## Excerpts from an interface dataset
____

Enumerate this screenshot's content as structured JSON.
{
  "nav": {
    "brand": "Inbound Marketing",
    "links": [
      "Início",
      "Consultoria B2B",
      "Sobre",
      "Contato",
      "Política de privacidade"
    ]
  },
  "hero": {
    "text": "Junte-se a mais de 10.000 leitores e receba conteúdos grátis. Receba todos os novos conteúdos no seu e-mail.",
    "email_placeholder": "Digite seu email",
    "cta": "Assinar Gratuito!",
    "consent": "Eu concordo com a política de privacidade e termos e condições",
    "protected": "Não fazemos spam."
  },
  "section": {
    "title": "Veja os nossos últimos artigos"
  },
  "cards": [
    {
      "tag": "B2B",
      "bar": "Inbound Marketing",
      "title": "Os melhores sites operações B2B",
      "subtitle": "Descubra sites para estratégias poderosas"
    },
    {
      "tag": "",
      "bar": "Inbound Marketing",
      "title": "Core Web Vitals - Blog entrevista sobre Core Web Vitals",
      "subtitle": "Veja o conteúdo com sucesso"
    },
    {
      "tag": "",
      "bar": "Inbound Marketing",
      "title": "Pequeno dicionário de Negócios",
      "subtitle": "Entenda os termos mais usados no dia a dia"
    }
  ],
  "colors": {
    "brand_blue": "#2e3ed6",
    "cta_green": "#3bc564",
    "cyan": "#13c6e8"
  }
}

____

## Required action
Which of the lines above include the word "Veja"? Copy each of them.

## Solution for this problem
    "title": "Veja os nossos últimos artigos"
      "subtitle": "Veja o conteúdo com sucesso"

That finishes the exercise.